What follows is a set of entries. Repeat them exactly, but not their pictures.

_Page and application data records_
Segment Open

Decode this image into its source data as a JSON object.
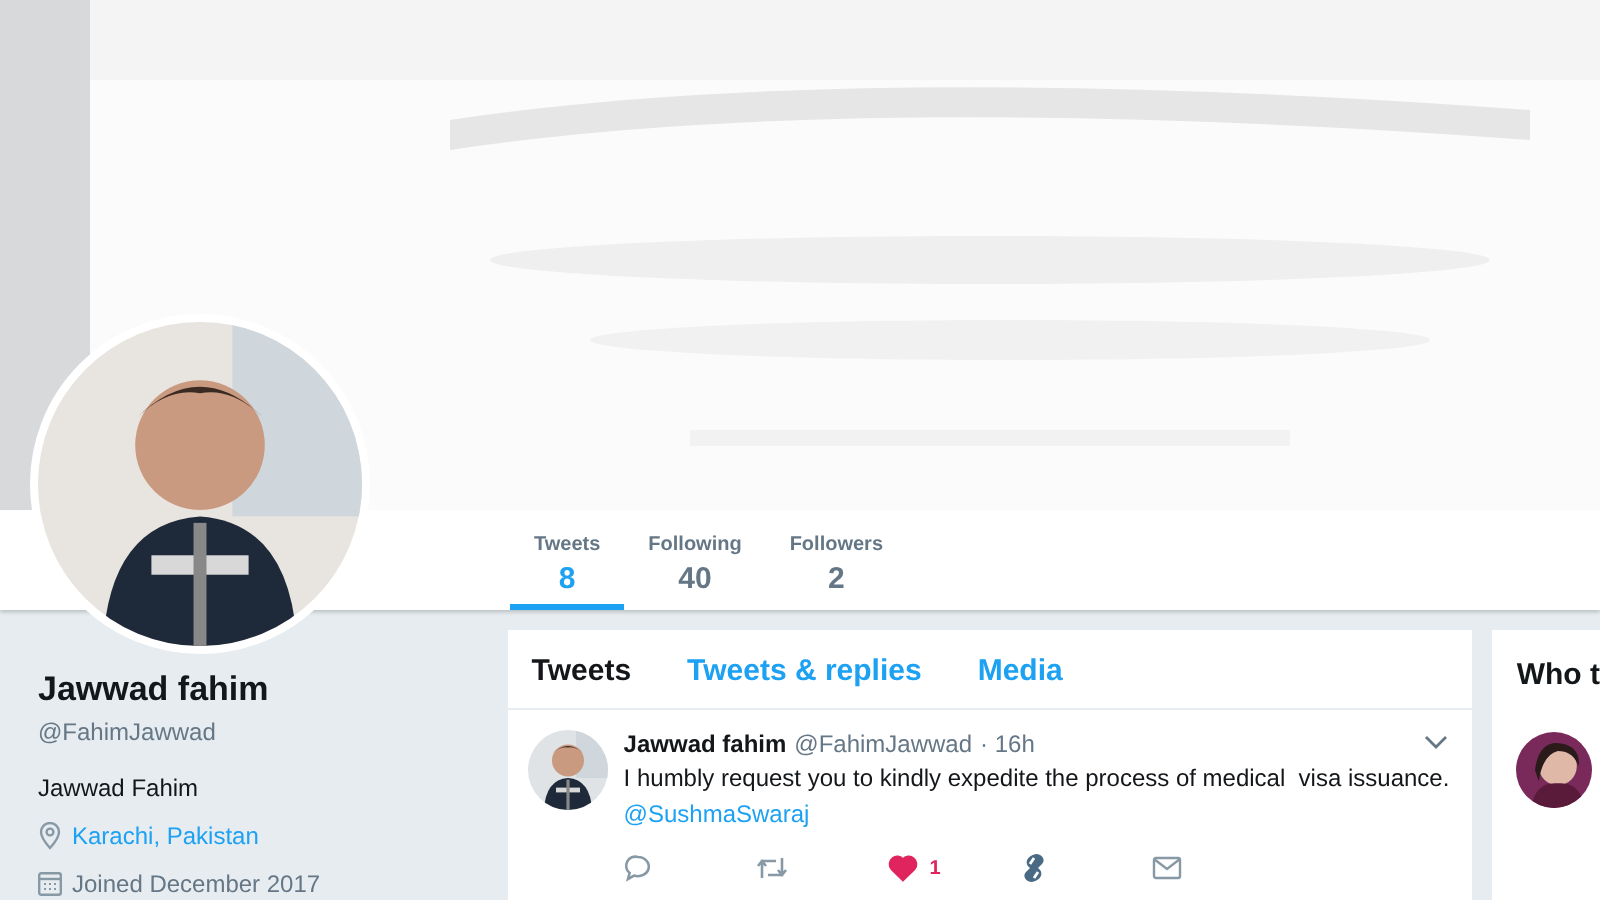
{
  "stats": [
    {
      "label": "Tweets",
      "value": "8",
      "selected": true
    },
    {
      "label": "Following",
      "value": "40",
      "selected": false
    },
    {
      "label": "Followers",
      "value": "2",
      "selected": false
    }
  ],
  "profile": {
    "name": "Jawwad fahim",
    "handle": "@FahimJawwad",
    "bio": "Jawwad Fahim",
    "location": "Karachi, Pakistan",
    "joined": "Joined December 2017"
  },
  "timeline_tabs": [
    {
      "label": "Tweets",
      "selected": true
    },
    {
      "label": "Tweets & replies",
      "selected": false
    },
    {
      "label": "Media",
      "selected": false
    }
  ],
  "tweets": [
    {
      "name": "Jawwad fahim",
      "handle": "@FahimJawwad",
      "time": "· 16h",
      "text": "I humbly request you to kindly expedite the process of medical  visa issuance.",
      "mention": "@SushmaSwaraj",
      "actions": [
        {
          "kind": "reply"
        },
        {
          "kind": "retweet"
        },
        {
          "kind": "like",
          "liked": true,
          "count": "1"
        },
        {
          "kind": "app"
        },
        {
          "kind": "message"
        }
      ]
    }
  ],
  "who_to_follow": {
    "title": "Who t"
  }
}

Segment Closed

_Solution to the problem_
Decode this image into its source data as a JSON object.
{
  "stats": [
    {
      "label": "Tweets",
      "value": "8",
      "selected": true
    },
    {
      "label": "Following",
      "value": "40",
      "selected": false
    },
    {
      "label": "Followers",
      "value": "2",
      "selected": false
    }
  ],
  "profile": {
    "name": "Jawwad fahim",
    "handle": "@FahimJawwad",
    "bio": "Jawwad Fahim",
    "location": "Karachi, Pakistan",
    "joined": "Joined December 2017"
  },
  "timeline_tabs": [
    {
      "label": "Tweets",
      "selected": true
    },
    {
      "label": "Tweets & replies",
      "selected": false
    },
    {
      "label": "Media",
      "selected": false
    }
  ],
  "tweets": [
    {
      "name": "Jawwad fahim",
      "handle": "@FahimJawwad",
      "time": "· 16h",
      "text": "I humbly request you to kindly expedite the process of medical  visa issuance.",
      "mention": "@SushmaSwaraj",
      "actions": [
        {
          "kind": "reply"
        },
        {
          "kind": "retweet"
        },
        {
          "kind": "like",
          "liked": true,
          "count": "1"
        },
        {
          "kind": "app"
        },
        {
          "kind": "message"
        }
      ]
    }
  ],
  "who_to_follow": {
    "title": "Who t"
  }
}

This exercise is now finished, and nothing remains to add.